Now, some of those players are good at their jobs, but none of them are worth their respective salaries, and that’s an awful lot of money to pay for a group that does not have a first line forward, a top pairing defender, and a good-not-great starting goaltender. It’s not really a recipe for efficient spending or competitiveness in this league whatsoever.

With all of this in mind, I’ll predict another last place finish in the division for the 2016-2017 iteration of the Blue Jackets with a slight point increase to the 77-80 region.

Why You Should Hate Them

Remember that unnamed defenseman from the list of their salaries? Yeah, that’s our forever favorite hockey player, the one, the only, Jack Johnson. Johnson is about as effective on the ice these days as the singer and the boxer who share his plain-as-can-be name, and to make matters worse, he’s somehow wormed his way onto USA Hockey’s irredeemably embarrassing roster that they are going to send to the inaugural World Cup of Hockey next month. Over Justin Faulk? Yeah, okay, Dean Lombardi.

But it doesn’t stop there, Dubinsky and Hartnell are particularly easy to dislike as well. Nobody really wants Tortorella to succeed here in 2016, either (he’s the one coaching Team USA, which I forgot, and makes matters worse).

The Blue Jackets are also the team that makes the most sense for the Hurricanes to adopt as their main divisional rival.

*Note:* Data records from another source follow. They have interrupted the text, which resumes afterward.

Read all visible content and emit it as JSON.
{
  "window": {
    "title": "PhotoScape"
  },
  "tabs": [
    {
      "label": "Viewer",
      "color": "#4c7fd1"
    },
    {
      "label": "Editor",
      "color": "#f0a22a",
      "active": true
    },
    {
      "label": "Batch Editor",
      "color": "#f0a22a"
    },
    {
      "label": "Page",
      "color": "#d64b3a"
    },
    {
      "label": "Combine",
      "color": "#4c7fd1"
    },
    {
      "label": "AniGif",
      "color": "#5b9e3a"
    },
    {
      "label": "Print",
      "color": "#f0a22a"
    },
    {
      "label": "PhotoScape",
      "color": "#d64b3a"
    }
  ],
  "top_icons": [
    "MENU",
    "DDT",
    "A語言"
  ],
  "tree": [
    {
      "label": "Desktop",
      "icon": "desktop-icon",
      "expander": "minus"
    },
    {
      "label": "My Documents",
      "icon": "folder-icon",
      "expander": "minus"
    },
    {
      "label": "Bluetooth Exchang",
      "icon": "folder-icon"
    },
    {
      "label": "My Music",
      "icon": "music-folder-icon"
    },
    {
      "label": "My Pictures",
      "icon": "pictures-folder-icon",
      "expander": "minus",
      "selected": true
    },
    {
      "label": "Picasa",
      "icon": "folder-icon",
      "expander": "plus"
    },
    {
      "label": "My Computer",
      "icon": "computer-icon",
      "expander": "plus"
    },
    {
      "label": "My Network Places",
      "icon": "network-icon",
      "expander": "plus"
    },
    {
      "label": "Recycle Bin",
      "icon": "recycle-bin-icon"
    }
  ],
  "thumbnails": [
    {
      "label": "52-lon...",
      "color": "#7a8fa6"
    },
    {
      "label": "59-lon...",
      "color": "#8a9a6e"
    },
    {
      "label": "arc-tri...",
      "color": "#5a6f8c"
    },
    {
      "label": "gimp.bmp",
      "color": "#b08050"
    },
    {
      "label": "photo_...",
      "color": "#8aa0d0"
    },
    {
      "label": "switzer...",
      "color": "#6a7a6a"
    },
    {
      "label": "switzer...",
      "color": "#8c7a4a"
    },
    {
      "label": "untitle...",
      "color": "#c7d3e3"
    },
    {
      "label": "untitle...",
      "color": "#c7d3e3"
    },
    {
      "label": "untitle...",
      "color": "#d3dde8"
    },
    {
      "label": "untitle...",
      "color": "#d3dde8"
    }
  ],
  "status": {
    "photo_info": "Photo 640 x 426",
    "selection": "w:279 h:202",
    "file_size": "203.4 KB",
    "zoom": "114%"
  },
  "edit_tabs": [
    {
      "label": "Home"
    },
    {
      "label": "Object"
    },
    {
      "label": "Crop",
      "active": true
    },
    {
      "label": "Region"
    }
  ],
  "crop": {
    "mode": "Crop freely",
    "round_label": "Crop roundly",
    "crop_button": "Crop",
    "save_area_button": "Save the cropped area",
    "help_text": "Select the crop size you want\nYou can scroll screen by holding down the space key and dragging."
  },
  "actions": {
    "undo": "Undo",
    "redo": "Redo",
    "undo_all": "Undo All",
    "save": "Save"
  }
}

All the other teams ranging from Pittsburgh, to the New York metropolitan area, to Philadelphia, and down to Washington are preoccupied with each other, leaving the Jackets and ‘Canes as the black sheep of the Metro.

For all of these reasons and more, you should dislike the Columbus Blue Jackets. Stay tuned for the next edition of Better Know a Rival, which will feature the New Jersey Devils.